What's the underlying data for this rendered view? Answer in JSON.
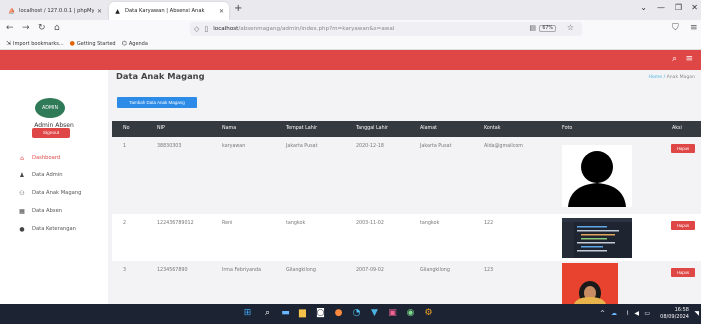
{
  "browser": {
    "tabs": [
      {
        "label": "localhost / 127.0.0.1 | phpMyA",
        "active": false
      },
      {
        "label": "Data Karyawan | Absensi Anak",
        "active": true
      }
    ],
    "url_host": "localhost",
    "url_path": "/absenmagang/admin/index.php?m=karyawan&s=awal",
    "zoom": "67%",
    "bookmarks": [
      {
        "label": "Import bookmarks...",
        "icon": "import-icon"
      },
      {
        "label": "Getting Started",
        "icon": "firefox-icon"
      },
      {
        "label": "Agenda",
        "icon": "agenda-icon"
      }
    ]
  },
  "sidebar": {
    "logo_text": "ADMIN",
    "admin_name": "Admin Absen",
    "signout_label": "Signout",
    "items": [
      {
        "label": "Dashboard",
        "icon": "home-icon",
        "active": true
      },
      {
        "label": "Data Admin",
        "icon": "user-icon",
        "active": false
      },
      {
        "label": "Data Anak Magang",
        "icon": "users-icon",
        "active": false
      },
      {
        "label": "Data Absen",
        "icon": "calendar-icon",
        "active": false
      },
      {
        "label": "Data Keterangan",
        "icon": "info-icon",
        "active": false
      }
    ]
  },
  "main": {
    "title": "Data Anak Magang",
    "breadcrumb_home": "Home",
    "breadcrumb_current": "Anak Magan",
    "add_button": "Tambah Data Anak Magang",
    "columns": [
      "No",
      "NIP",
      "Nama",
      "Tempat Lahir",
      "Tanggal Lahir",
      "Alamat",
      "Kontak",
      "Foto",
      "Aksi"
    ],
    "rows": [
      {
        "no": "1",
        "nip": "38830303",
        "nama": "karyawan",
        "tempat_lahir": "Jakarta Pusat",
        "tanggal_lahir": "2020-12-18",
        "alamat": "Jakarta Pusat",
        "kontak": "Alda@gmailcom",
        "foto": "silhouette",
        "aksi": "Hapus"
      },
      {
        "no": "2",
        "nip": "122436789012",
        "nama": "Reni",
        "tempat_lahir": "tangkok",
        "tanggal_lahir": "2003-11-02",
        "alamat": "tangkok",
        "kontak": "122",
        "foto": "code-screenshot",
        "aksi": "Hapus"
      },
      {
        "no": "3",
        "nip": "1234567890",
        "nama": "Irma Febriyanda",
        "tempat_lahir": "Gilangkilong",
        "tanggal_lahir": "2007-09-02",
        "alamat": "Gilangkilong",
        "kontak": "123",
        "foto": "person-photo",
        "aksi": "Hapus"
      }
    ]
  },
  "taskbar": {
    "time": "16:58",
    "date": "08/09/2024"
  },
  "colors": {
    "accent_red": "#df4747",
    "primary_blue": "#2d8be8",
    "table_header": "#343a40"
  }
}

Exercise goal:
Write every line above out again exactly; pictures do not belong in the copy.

Reply:
What's the underlying data for this rendered view? Answer in JSON.
{
  "browser": {
    "tabs": [
      {
        "label": "localhost / 127.0.0.1 | phpMyA",
        "active": false
      },
      {
        "label": "Data Karyawan | Absensi Anak",
        "active": true
      }
    ],
    "url_host": "localhost",
    "url_path": "/absenmagang/admin/index.php?m=karyawan&s=awal",
    "zoom": "67%",
    "bookmarks": [
      {
        "label": "Import bookmarks...",
        "icon": "import-icon"
      },
      {
        "label": "Getting Started",
        "icon": "firefox-icon"
      },
      {
        "label": "Agenda",
        "icon": "agenda-icon"
      }
    ]
  },
  "sidebar": {
    "logo_text": "ADMIN",
    "admin_name": "Admin Absen",
    "signout_label": "Signout",
    "items": [
      {
        "label": "Dashboard",
        "icon": "home-icon",
        "active": true
      },
      {
        "label": "Data Admin",
        "icon": "user-icon",
        "active": false
      },
      {
        "label": "Data Anak Magang",
        "icon": "users-icon",
        "active": false
      },
      {
        "label": "Data Absen",
        "icon": "calendar-icon",
        "active": false
      },
      {
        "label": "Data Keterangan",
        "icon": "info-icon",
        "active": false
      }
    ]
  },
  "main": {
    "title": "Data Anak Magang",
    "breadcrumb_home": "Home",
    "breadcrumb_current": "Anak Magan",
    "add_button": "Tambah Data Anak Magang",
    "columns": [
      "No",
      "NIP",
      "Nama",
      "Tempat Lahir",
      "Tanggal Lahir",
      "Alamat",
      "Kontak",
      "Foto",
      "Aksi"
    ],
    "rows": [
      {
        "no": "1",
        "nip": "38830303",
        "nama": "karyawan",
        "tempat_lahir": "Jakarta Pusat",
        "tanggal_lahir": "2020-12-18",
        "alamat": "Jakarta Pusat",
        "kontak": "Alda@gmailcom",
        "foto": "silhouette",
        "aksi": "Hapus"
      },
      {
        "no": "2",
        "nip": "122436789012",
        "nama": "Reni",
        "tempat_lahir": "tangkok",
        "tanggal_lahir": "2003-11-02",
        "alamat": "tangkok",
        "kontak": "122",
        "foto": "code-screenshot",
        "aksi": "Hapus"
      },
      {
        "no": "3",
        "nip": "1234567890",
        "nama": "Irma Febriyanda",
        "tempat_lahir": "Gilangkilong",
        "tanggal_lahir": "2007-09-02",
        "alamat": "Gilangkilong",
        "kontak": "123",
        "foto": "person-photo",
        "aksi": "Hapus"
      }
    ]
  },
  "taskbar": {
    "time": "16:58",
    "date": "08/09/2024"
  },
  "colors": {
    "accent_red": "#df4747",
    "primary_blue": "#2d8be8",
    "table_header": "#343a40"
  }
}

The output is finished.